▸ Task
Please print all of the records that follow with nothing altered.

▸ Given entries
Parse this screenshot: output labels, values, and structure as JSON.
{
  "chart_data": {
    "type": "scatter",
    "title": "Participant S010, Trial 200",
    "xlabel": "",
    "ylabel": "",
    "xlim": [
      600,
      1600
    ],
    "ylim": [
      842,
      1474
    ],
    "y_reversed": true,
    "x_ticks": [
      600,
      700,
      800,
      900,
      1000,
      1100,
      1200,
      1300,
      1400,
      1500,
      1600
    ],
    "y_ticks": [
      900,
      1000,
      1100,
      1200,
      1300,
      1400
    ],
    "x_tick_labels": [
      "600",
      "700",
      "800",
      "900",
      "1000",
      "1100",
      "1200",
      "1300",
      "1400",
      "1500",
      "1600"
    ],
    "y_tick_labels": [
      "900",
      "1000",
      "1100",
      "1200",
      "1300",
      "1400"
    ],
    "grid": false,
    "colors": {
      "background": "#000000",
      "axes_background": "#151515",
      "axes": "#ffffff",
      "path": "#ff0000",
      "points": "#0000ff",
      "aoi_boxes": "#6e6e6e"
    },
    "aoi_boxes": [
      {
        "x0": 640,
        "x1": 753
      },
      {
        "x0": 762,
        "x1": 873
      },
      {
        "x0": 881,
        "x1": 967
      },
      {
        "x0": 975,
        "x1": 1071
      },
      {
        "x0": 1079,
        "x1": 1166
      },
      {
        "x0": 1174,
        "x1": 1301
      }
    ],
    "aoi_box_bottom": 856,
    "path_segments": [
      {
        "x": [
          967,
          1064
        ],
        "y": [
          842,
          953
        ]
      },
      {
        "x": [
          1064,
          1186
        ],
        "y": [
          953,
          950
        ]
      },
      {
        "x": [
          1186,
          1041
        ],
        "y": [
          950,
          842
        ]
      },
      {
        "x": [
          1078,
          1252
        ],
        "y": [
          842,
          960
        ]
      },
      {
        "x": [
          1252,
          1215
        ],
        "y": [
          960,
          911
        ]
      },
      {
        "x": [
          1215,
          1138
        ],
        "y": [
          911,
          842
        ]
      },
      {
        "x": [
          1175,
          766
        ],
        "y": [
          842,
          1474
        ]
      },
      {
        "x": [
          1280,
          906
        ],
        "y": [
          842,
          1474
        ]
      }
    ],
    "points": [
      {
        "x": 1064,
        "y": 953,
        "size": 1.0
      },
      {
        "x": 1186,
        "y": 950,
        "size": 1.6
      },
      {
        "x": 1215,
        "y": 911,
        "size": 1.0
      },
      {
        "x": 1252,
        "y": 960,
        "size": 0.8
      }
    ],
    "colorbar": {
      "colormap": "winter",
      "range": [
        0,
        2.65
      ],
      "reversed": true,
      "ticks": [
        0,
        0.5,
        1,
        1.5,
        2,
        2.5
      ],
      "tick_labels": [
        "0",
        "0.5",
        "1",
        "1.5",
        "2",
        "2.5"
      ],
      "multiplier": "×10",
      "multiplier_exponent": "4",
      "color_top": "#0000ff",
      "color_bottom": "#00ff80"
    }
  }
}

▸ Task output
Parse this screenshot: output labels, values, and structure as JSON.
{
  "chart_data": {
    "type": "scatter",
    "title": "Participant S010, Trial 200",
    "xlabel": "",
    "ylabel": "",
    "xlim": [
      600,
      1600
    ],
    "ylim": [
      842,
      1474
    ],
    "y_reversed": true,
    "x_ticks": [
      600,
      700,
      800,
      900,
      1000,
      1100,
      1200,
      1300,
      1400,
      1500,
      1600
    ],
    "y_ticks": [
      900,
      1000,
      1100,
      1200,
      1300,
      1400
    ],
    "x_tick_labels": [
      "600",
      "700",
      "800",
      "900",
      "1000",
      "1100",
      "1200",
      "1300",
      "1400",
      "1500",
      "1600"
    ],
    "y_tick_labels": [
      "900",
      "1000",
      "1100",
      "1200",
      "1300",
      "1400"
    ],
    "grid": false,
    "colors": {
      "background": "#000000",
      "axes_background": "#151515",
      "axes": "#ffffff",
      "path": "#ff0000",
      "points": "#0000ff",
      "aoi_boxes": "#6e6e6e"
    },
    "aoi_boxes": [
      {
        "x0": 640,
        "x1": 753
      },
      {
        "x0": 762,
        "x1": 873
      },
      {
        "x0": 881,
        "x1": 967
      },
      {
        "x0": 975,
        "x1": 1071
      },
      {
        "x0": 1079,
        "x1": 1166
      },
      {
        "x0": 1174,
        "x1": 1301
      }
    ],
    "aoi_box_bottom": 856,
    "path_segments": [
      {
        "x": [
          967,
          1064
        ],
        "y": [
          842,
          953
        ]
      },
      {
        "x": [
          1064,
          1186
        ],
        "y": [
          953,
          950
        ]
      },
      {
        "x": [
          1186,
          1041
        ],
        "y": [
          950,
          842
        ]
      },
      {
        "x": [
          1078,
          1252
        ],
        "y": [
          842,
          960
        ]
      },
      {
        "x": [
          1252,
          1215
        ],
        "y": [
          960,
          911
        ]
      },
      {
        "x": [
          1215,
          1138
        ],
        "y": [
          911,
          842
        ]
      },
      {
        "x": [
          1175,
          766
        ],
        "y": [
          842,
          1474
        ]
      },
      {
        "x": [
          1280,
          906
        ],
        "y": [
          842,
          1474
        ]
      }
    ],
    "points": [
      {
        "x": 1064,
        "y": 953,
        "size": 1.0
      },
      {
        "x": 1186,
        "y": 950,
        "size": 1.6
      },
      {
        "x": 1215,
        "y": 911,
        "size": 1.0
      },
      {
        "x": 1252,
        "y": 960,
        "size": 0.8
      }
    ],
    "colorbar": {
      "colormap": "winter",
      "range": [
        0,
        2.65
      ],
      "reversed": true,
      "ticks": [
        0,
        0.5,
        1,
        1.5,
        2,
        2.5
      ],
      "tick_labels": [
        "0",
        "0.5",
        "1",
        "1.5",
        "2",
        "2.5"
      ],
      "multiplier": "×10",
      "multiplier_exponent": "4",
      "color_top": "#0000ff",
      "color_bottom": "#00ff80"
    }
  }
}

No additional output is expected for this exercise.